THE PROBLEM
Those lines of the following listing which contain the string "JSON" should be returned.

EXERCISE INPUTS
+ + + +

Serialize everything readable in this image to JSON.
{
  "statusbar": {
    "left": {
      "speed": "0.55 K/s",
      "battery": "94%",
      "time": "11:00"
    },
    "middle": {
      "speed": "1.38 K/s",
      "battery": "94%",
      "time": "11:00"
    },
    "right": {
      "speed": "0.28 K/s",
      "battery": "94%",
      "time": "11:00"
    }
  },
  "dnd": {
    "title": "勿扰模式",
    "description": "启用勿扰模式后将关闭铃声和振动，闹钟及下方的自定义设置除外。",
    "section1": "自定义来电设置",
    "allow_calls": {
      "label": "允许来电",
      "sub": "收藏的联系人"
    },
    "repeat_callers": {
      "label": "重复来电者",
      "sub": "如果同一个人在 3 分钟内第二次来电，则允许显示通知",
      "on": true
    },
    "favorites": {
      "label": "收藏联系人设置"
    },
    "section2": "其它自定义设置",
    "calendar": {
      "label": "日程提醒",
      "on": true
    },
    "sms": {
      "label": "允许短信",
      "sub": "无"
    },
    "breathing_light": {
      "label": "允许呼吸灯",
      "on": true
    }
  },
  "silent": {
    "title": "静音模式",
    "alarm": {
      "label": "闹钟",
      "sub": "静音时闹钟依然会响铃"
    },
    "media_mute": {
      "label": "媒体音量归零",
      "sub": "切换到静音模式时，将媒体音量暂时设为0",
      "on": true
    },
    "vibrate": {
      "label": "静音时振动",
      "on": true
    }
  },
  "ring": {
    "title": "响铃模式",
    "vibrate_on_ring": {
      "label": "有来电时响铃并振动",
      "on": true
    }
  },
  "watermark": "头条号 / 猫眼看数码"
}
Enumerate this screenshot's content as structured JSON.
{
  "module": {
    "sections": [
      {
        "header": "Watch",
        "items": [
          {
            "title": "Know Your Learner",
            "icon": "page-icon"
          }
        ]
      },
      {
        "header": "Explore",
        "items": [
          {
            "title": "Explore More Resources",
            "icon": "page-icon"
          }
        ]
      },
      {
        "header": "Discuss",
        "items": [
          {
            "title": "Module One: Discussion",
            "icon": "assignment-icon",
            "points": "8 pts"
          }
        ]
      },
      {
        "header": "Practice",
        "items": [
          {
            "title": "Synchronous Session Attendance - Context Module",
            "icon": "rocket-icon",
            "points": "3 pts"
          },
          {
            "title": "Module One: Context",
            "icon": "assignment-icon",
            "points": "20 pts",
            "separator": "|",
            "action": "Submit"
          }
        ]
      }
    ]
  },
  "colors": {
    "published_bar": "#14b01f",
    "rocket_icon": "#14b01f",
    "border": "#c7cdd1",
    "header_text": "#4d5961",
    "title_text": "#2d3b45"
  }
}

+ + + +

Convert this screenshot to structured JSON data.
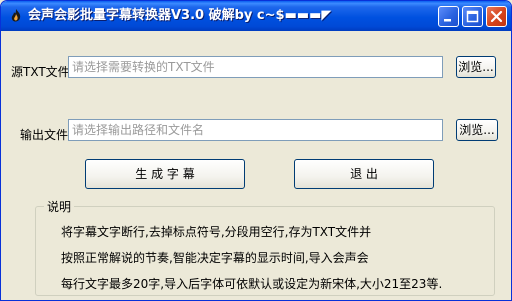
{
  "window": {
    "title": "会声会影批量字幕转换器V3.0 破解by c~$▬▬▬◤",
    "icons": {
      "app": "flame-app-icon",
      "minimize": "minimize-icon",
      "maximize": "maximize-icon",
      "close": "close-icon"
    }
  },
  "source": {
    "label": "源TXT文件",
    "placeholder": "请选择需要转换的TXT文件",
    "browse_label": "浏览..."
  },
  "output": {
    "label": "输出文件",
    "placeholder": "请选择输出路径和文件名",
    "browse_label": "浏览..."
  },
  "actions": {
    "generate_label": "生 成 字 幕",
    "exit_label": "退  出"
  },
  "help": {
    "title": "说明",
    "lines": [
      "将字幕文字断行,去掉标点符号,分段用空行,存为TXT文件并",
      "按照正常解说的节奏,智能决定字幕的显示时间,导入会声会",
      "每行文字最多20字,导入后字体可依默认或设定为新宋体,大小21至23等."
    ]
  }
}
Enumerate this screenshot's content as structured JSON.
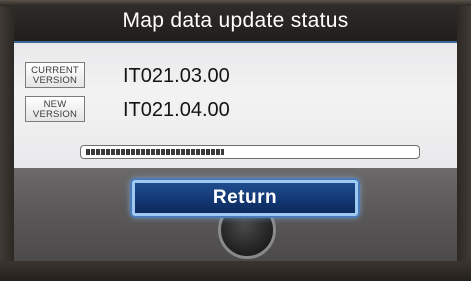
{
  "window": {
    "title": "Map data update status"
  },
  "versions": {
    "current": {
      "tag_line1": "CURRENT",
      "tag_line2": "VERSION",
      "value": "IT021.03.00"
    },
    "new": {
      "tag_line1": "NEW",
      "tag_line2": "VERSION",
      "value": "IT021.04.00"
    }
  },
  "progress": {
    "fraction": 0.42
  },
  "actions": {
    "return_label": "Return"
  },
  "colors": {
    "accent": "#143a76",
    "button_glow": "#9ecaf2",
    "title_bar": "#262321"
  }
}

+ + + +

RESPONSE BOX
Serialize everything readable in this image to JSON.
Enumerate this screenshot's content as structured JSON.
Convert this screenshot to structured JSON data.
Enumerate this screenshot's content as structured JSON.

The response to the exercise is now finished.